Turn on your air compressor
For a much accurate adjustment of the pressure gauge, you need to turn on your air compressor to get it warmed up for its normal operating cycle. Be patient enough until the tank is filled up with compressed air. The emitted noise, when the compressor is turned on, should then be able to indicate if the initial air pressurization is perfect.
Pick up your desired tool that you prefer to use.
Upon activating the tank sufficiently with full air, you can then pick up your desired tool that you prefer to use. Ensure the PSI number doesn’t exceed the capacity of your air compressor. If it does, you may reserve it for another compressor with a higher capacity.
Connect the air hose on the compressor with the tool
You can then connect the air hose on the compressor with the tool you had set aside to use. If it’s your first time connecting the device, you can search for the port on the instrument. If you can’t pinpoint the feature, check from the user manual.
Adjusting the pressure regulator
Once you’ve completed the above steps, you can then adjust the settings on the pressure regulator to be in line with the specified PSI requirements on the tool. Most compressors have a knob located on the right-hand side of the pressure regulator. Conversely, depending on the brand of the machine, it might be located in a different area. If that’s the case, you can also consult the user manual for clarity.
Unlocking the regulator knob
Well, most regulator knobs include a locking feature that must be released to turn the knob. The locking on most occasions is often a push-pull mechanism. Either way, if you’re not sure of the process, you can always consult the user manual.
Lastly, you can now turn the regulator knob in a clockwise direction. This helps to intensify the pressure inside the air tank of the compressor and vice versa. Upon bringing the regulator to the desired pressure, you can push the knob back in to lock the setting in place.
Reading the regulator
All pneumatic tools require the PSI rating when determining the functionality of a tool to meet its intended performance level. Suppose your tool is designed for a specific rate, but the pressure supply falls below the specified number, then you won’t get the expected performance power from that tool.
The PSI readings will vary depending on the capacity of the air compressor plus the types of pneumatic applications the system can perform. From this, you’ll know how much air pressure the compressor can generate per square inch.
If your air compressor lists a maximum PSI of 100, you can then expect the highest volume of air pressure generated to be 100 pounds per square inch. Other issues that can impact the machine’s ability to reach a specific PSI rating include dirty environmental air which may infect the system rendering pressurization be less intense.

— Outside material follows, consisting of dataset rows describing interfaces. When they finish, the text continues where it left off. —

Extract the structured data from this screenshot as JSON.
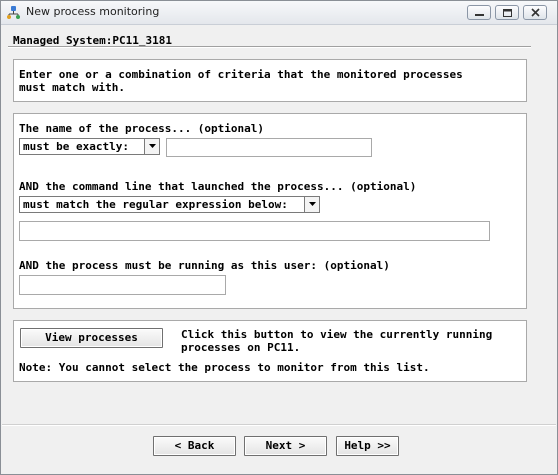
{
  "window": {
    "title": "New process monitoring"
  },
  "header": {
    "managed_system": "Managed System:PC11_3181"
  },
  "instructions": {
    "text": "Enter one or a combination of criteria that the monitored processes\nmust match with."
  },
  "criteria": {
    "process_name_label": "The name of the process... (optional)",
    "process_name_match": "must be exactly:",
    "process_name_value": "",
    "command_line_label": "AND the command line that launched the process... (optional)",
    "command_line_match": "must match the regular expression below:",
    "command_line_value": "",
    "user_label": "AND the process must be running as this user: (optional)",
    "user_value": ""
  },
  "view": {
    "button_label": "View processes",
    "description": "Click this button to view the currently running\nprocesses on PC11.",
    "note": "Note: You cannot select the process to monitor from this list."
  },
  "footer": {
    "back_label": "< Back",
    "next_label": "Next >",
    "help_label": "Help >>"
  },
  "icons": {
    "app": "process-monitor-icon",
    "minimize": "minimize-icon",
    "maximize": "maximize-icon",
    "close": "close-icon",
    "dropdown": "chevron-down-icon"
  }
}
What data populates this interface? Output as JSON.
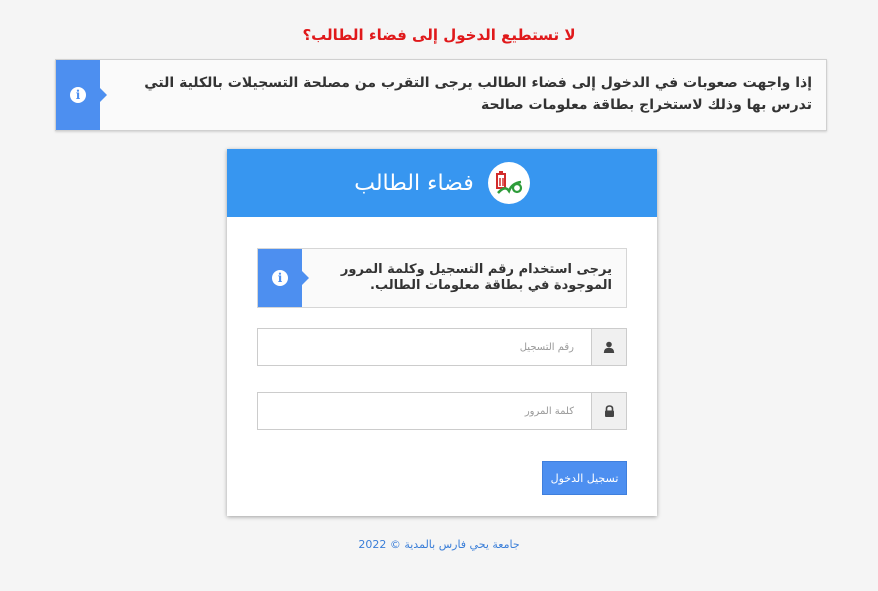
{
  "top_warning": "لا تستطيع الدخول إلى فضاء الطالب؟",
  "banner": {
    "icon": "info-icon",
    "text": "إذا واجهت صعوبات في الدخول إلى فضاء الطالب يرجى التقرب من مصلحة التسجيلات بالكلية التي تدرس بها وذلك لاستخراج بطاقة معلومات صالحة"
  },
  "card": {
    "header_title": "فضاء الطالب",
    "logo_icon": "university-logo-icon",
    "notice_icon": "info-icon",
    "notice_text": "يرجى استخدام رقم التسجيل وكلمة المرور الموجودة في بطاقة معلومات الطالب.",
    "registration_field": {
      "placeholder": "رقم التسجيل",
      "value": "",
      "icon": "user-icon"
    },
    "password_field": {
      "placeholder": "كلمة المرور",
      "value": "",
      "icon": "lock-icon"
    },
    "submit_label": "تسجيل الدخول"
  },
  "footer": "جامعة يحي فارس بالمدية © 2022",
  "colors": {
    "accent": "#3796f0",
    "info_box": "#4d8ff0",
    "warning_red": "#e0191b",
    "footer_link": "#3a7ed8"
  }
}
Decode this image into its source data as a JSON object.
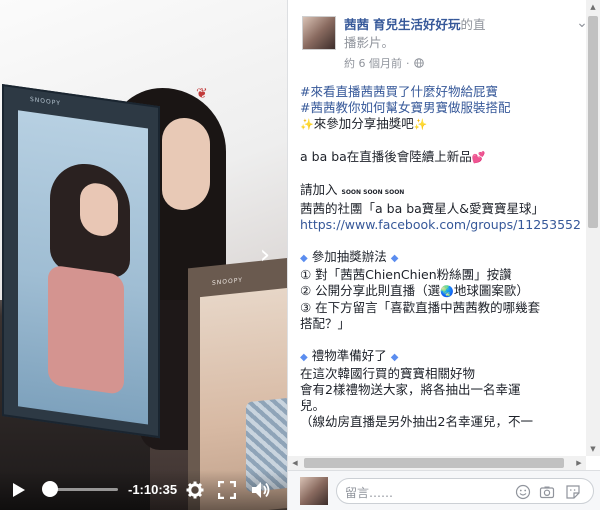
{
  "video": {
    "box_brand_left": "SNOOPY",
    "box_brand_right": "SNOOPY",
    "time": "-1:10:35",
    "progress": 0.05
  },
  "post": {
    "author": "茜茜",
    "page": "育兒生活好好玩",
    "author_suffix_1": "的直",
    "author_suffix_2": "播影片。",
    "timestamp": "約 6 個月前",
    "body": {
      "line1": "#來看直播茜茜買了什麼好物給屁寶",
      "line2": "#茜茜教你如何幫女寶男寶做服裝搭配",
      "line3": "來參加分享抽獎吧",
      "line4": "a ba ba在直播後會陸續上新品",
      "line5": "請加入",
      "line5_emoji": "SOON SOON SOON",
      "line6": "茜茜的社團「a ba ba寶星人&愛寶寶星球」",
      "line7": "https://www.facebook.com/groups/112535527",
      "line8": "參加抽獎辦法",
      "line9": "① 對「茜茜ChienChien粉絲團」按讚",
      "line10": "② 公開分享此則直播（選",
      "line10_b": "地球圖案歐）",
      "line11": "③ 在下方留言「喜歡直播中茜茜教的哪幾套",
      "line12": "搭配？」",
      "line13": "禮物準備好了",
      "line14": "在這次韓國行買的寶寶相關好物",
      "line15": "會有2樣禮物送大家，將各抽出一名幸運",
      "line16": "兒。",
      "line17": "（線幼房直播是另外抽出2名幸運兒，不一"
    }
  },
  "comment": {
    "placeholder": "留言……"
  },
  "colors": {
    "link": "#365899",
    "meta": "#90949c",
    "text": "#1d2129",
    "diamond": "#5b8def"
  },
  "icons": [
    "play-icon",
    "settings-icon",
    "fullscreen-icon",
    "volume-icon",
    "chevron-right-icon",
    "globe-icon",
    "options-icon",
    "emoji-icon",
    "camera-icon",
    "sticker-icon"
  ]
}
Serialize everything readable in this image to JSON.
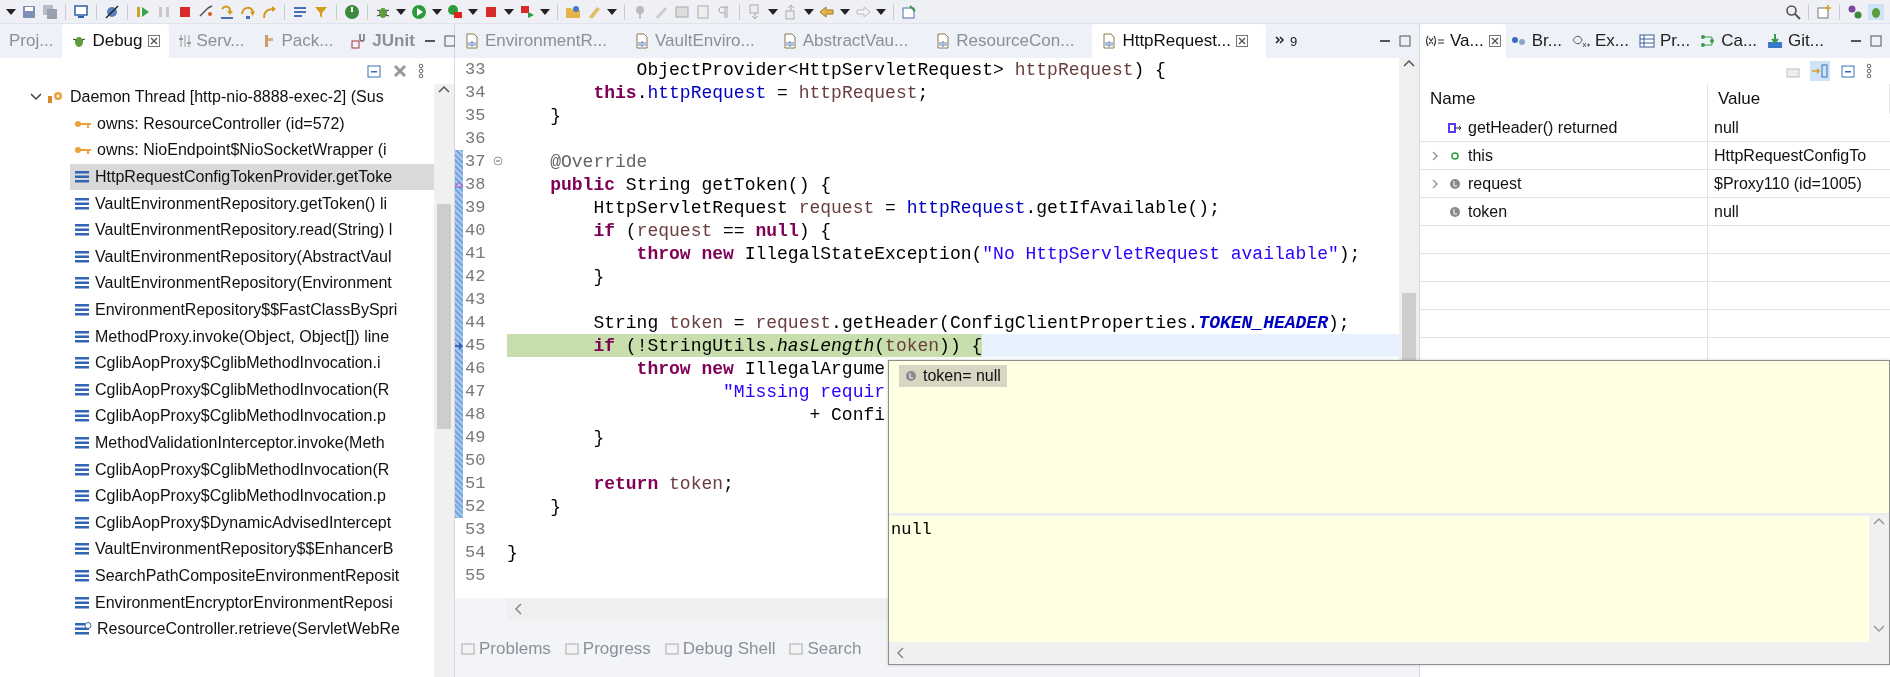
{
  "left_panel": {
    "tabs": [
      {
        "label": "Proj...",
        "selected": false
      },
      {
        "label": "Debug",
        "selected": true
      },
      {
        "label": "Serv...",
        "selected": false
      },
      {
        "label": "Pack...",
        "selected": false
      },
      {
        "label": "JUnit",
        "selected": false
      }
    ],
    "thread": {
      "label": "Daemon Thread [http-nio-8888-exec-2] (Sus",
      "expanded": true,
      "children": [
        {
          "kind": "monitor",
          "label": "owns: ResourceController  (id=572)",
          "selected": false
        },
        {
          "kind": "monitor",
          "label": "owns: NioEndpoint$NioSocketWrapper  (i",
          "selected": false
        },
        {
          "kind": "frame",
          "label": "HttpRequestConfigTokenProvider.getToke",
          "selected": true
        },
        {
          "kind": "frame",
          "label": "VaultEnvironmentRepository.getToken() li",
          "selected": false
        },
        {
          "kind": "frame",
          "label": "VaultEnvironmentRepository.read(String) l",
          "selected": false
        },
        {
          "kind": "frame",
          "label": "VaultEnvironmentRepository(AbstractVaul",
          "selected": false
        },
        {
          "kind": "frame",
          "label": "VaultEnvironmentRepository(Environment",
          "selected": false
        },
        {
          "kind": "frame",
          "label": "EnvironmentRepository$$FastClassBySpri",
          "selected": false
        },
        {
          "kind": "frame",
          "label": "MethodProxy.invoke(Object, Object[]) line",
          "selected": false
        },
        {
          "kind": "frame",
          "label": "CglibAopProxy$CglibMethodInvocation.i",
          "selected": false
        },
        {
          "kind": "frame",
          "label": "CglibAopProxy$CglibMethodInvocation(R",
          "selected": false
        },
        {
          "kind": "frame",
          "label": "CglibAopProxy$CglibMethodInvocation.p",
          "selected": false
        },
        {
          "kind": "frame",
          "label": "MethodValidationInterceptor.invoke(Meth",
          "selected": false
        },
        {
          "kind": "frame",
          "label": "CglibAopProxy$CglibMethodInvocation(R",
          "selected": false
        },
        {
          "kind": "frame",
          "label": "CglibAopProxy$CglibMethodInvocation.p",
          "selected": false
        },
        {
          "kind": "frame",
          "label": "CglibAopProxy$DynamicAdvisedIntercept",
          "selected": false
        },
        {
          "kind": "frame",
          "label": "VaultEnvironmentRepository$$EnhancerB",
          "selected": false
        },
        {
          "kind": "frame",
          "label": "SearchPathCompositeEnvironmentReposit",
          "selected": false
        },
        {
          "kind": "frame",
          "label": "EnvironmentEncryptorEnvironmentReposi",
          "selected": false
        },
        {
          "kind": "frame-stepping",
          "label": "ResourceController.retrieve(ServletWebRe",
          "selected": false
        }
      ]
    }
  },
  "editor": {
    "tabs": [
      {
        "label": "EnvironmentR...",
        "selected": false
      },
      {
        "label": "VaultEnviro...",
        "selected": false
      },
      {
        "label": "AbstractVau...",
        "selected": false
      },
      {
        "label": "ResourceCon...",
        "selected": false
      },
      {
        "label": "HttpRequest...",
        "selected": true
      }
    ],
    "more_tabs": "9",
    "lines": [
      {
        "number": "33",
        "changed": false,
        "current": false,
        "folding": false,
        "overrides": false,
        "segments": [
          {
            "kind": "plain",
            "t": "            ObjectProvider<HttpServletRequest> "
          },
          {
            "kind": "var",
            "t": "httpRequest"
          },
          {
            "kind": "plain",
            "t": ") {"
          }
        ]
      },
      {
        "number": "34",
        "changed": false,
        "current": false,
        "folding": false,
        "overrides": false,
        "segments": [
          {
            "kind": "kw",
            "t": "        this"
          },
          {
            "kind": "plain",
            "t": "."
          },
          {
            "kind": "field",
            "t": "httpRequest"
          },
          {
            "kind": "plain",
            "t": " = "
          },
          {
            "kind": "var",
            "t": "httpRequest"
          },
          {
            "kind": "plain",
            "t": ";"
          }
        ]
      },
      {
        "number": "35",
        "changed": false,
        "current": false,
        "folding": false,
        "overrides": false,
        "segments": [
          {
            "kind": "plain",
            "t": "    }"
          }
        ]
      },
      {
        "number": "36",
        "changed": false,
        "current": false,
        "folding": false,
        "overrides": false
      },
      {
        "number": "37",
        "changed": true,
        "current": false,
        "folding": true,
        "overrides": false,
        "segments": [
          {
            "kind": "annotation",
            "t": "    @Override"
          }
        ]
      },
      {
        "number": "38",
        "changed": true,
        "current": false,
        "folding": false,
        "overrides": true,
        "segments": [
          {
            "kind": "kw",
            "t": "    public"
          },
          {
            "kind": "plain",
            "t": " String getToken() {"
          }
        ]
      },
      {
        "number": "39",
        "changed": true,
        "current": false,
        "folding": false,
        "overrides": false,
        "segments": [
          {
            "kind": "plain",
            "t": "        HttpServletRequest "
          },
          {
            "kind": "var",
            "t": "request"
          },
          {
            "kind": "plain",
            "t": " = "
          },
          {
            "kind": "field",
            "t": "httpRequest"
          },
          {
            "kind": "plain",
            "t": ".getIfAvailable();"
          }
        ]
      },
      {
        "number": "40",
        "changed": true,
        "current": false,
        "folding": false,
        "overrides": false,
        "segments": [
          {
            "kind": "kw",
            "t": "        if"
          },
          {
            "kind": "plain",
            "t": " ("
          },
          {
            "kind": "var",
            "t": "request"
          },
          {
            "kind": "plain",
            "t": " == "
          },
          {
            "kind": "kw",
            "t": "null"
          },
          {
            "kind": "plain",
            "t": ") {"
          }
        ]
      },
      {
        "number": "41",
        "changed": true,
        "current": false,
        "folding": false,
        "overrides": false,
        "segments": [
          {
            "kind": "kw",
            "t": "            throw new"
          },
          {
            "kind": "plain",
            "t": " IllegalStateException("
          },
          {
            "kind": "str",
            "t": "\"No HttpServletRequest available\""
          },
          {
            "kind": "plain",
            "t": ");"
          }
        ]
      },
      {
        "number": "42",
        "changed": true,
        "current": false,
        "folding": false,
        "overrides": false,
        "segments": [
          {
            "kind": "plain",
            "t": "        }"
          }
        ]
      },
      {
        "number": "43",
        "changed": true,
        "current": false,
        "folding": false,
        "overrides": false
      },
      {
        "number": "44",
        "changed": true,
        "current": false,
        "folding": false,
        "overrides": false,
        "segments": [
          {
            "kind": "plain",
            "t": "        String "
          },
          {
            "kind": "var",
            "t": "token"
          },
          {
            "kind": "plain",
            "t": " = "
          },
          {
            "kind": "var",
            "t": "request"
          },
          {
            "kind": "plain",
            "t": ".getHeader(ConfigClientProperties."
          },
          {
            "kind": "const",
            "t": "TOKEN_HEADER"
          },
          {
            "kind": "plain",
            "t": ");"
          }
        ]
      },
      {
        "number": "45",
        "changed": true,
        "current": true,
        "folding": false,
        "overrides": false,
        "segments": [
          {
            "kind": "kw",
            "t": "        if"
          },
          {
            "kind": "plain",
            "t": " (!StringUtils."
          },
          {
            "kind": "italic",
            "t": "hasLength"
          },
          {
            "kind": "plain",
            "t": "("
          },
          {
            "kind": "var",
            "t": "token"
          },
          {
            "kind": "plain",
            "t": ")) {"
          }
        ]
      },
      {
        "number": "46",
        "changed": true,
        "current": false,
        "folding": false,
        "overrides": false,
        "segments": [
          {
            "kind": "kw",
            "t": "            throw new"
          },
          {
            "kind": "plain",
            "t": " IllegalArgume"
          }
        ]
      },
      {
        "number": "47",
        "changed": true,
        "current": false,
        "folding": false,
        "overrides": false,
        "segments": [
          {
            "kind": "str",
            "t": "                    \"Missing requir"
          }
        ]
      },
      {
        "number": "48",
        "changed": true,
        "current": false,
        "folding": false,
        "overrides": false,
        "segments": [
          {
            "kind": "plain",
            "t": "                            + Confi"
          }
        ]
      },
      {
        "number": "49",
        "changed": true,
        "current": false,
        "folding": false,
        "overrides": false,
        "segments": [
          {
            "kind": "plain",
            "t": "        }"
          }
        ]
      },
      {
        "number": "50",
        "changed": true,
        "current": false,
        "folding": false,
        "overrides": false
      },
      {
        "number": "51",
        "changed": true,
        "current": false,
        "folding": false,
        "overrides": false,
        "segments": [
          {
            "kind": "kw",
            "t": "        return"
          },
          {
            "kind": "var",
            "t": " token"
          },
          {
            "kind": "plain",
            "t": ";"
          }
        ]
      },
      {
        "number": "52",
        "changed": true,
        "current": false,
        "folding": false,
        "overrides": false,
        "segments": [
          {
            "kind": "plain",
            "t": "    }"
          }
        ]
      },
      {
        "number": "53",
        "changed": false,
        "current": false,
        "folding": false,
        "overrides": false
      },
      {
        "number": "54",
        "changed": false,
        "current": false,
        "folding": false,
        "overrides": false,
        "segments": [
          {
            "kind": "plain",
            "t": "}"
          }
        ]
      },
      {
        "number": "55",
        "changed": false,
        "current": false,
        "folding": false,
        "overrides": false
      }
    ]
  },
  "bottom_panel": {
    "tabs": [
      {
        "label": "Problems"
      },
      {
        "label": "Progress"
      },
      {
        "label": "Debug Shell"
      },
      {
        "label": "Search"
      }
    ]
  },
  "hover_popup": {
    "label": "token= null",
    "detail": "null"
  },
  "variables_panel": {
    "tabs": [
      {
        "label": "Va...",
        "selected": true
      },
      {
        "label": "Br...",
        "selected": false
      },
      {
        "label": "Ex...",
        "selected": false
      },
      {
        "label": "Pr...",
        "selected": false
      },
      {
        "label": "Ca...",
        "selected": false
      },
      {
        "label": "Git...",
        "selected": false
      }
    ],
    "columns": [
      "Name",
      "Value"
    ],
    "rows": [
      {
        "kind": "return",
        "name": "getHeader() returned",
        "value": "null",
        "has_children": false
      },
      {
        "kind": "field",
        "name": "this",
        "value": "HttpRequestConfigTo",
        "has_children": true
      },
      {
        "kind": "local",
        "name": "request",
        "value": "$Proxy110  (id=1005)",
        "has_children": true
      },
      {
        "kind": "local",
        "name": "token",
        "value": "null",
        "has_children": false
      }
    ]
  }
}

Frequently asked questions
Is it okay to clean a water pressure regulator?
Sure, you can do so by soaking the entire piece removed in a tiny bowl filled with calcium lime remover. If your pressure regulator ceases to function, it could be that it’s coated with calcium or lime deposits. Always allow the valve to sit in the solution for multiple hours before removing it.
Must I adjust the pressure regulator?
Well, You should adjust your pressure regulator. Otherwise, it might subject your air tools to the wrong PSI. A wrong PSI can render your tools less effective or possibly damaged.
About Air Compressor Regulators
It’s indeed true that lots of air compressors come with entirely different features. However, most of these devices include a pressure regulator. This is essential as it plays a crucial role in an air compressor. More importantly, you should make it a priority to enact a compelling set of maintenance protocols. This will ensure that your compressor meets its performance level.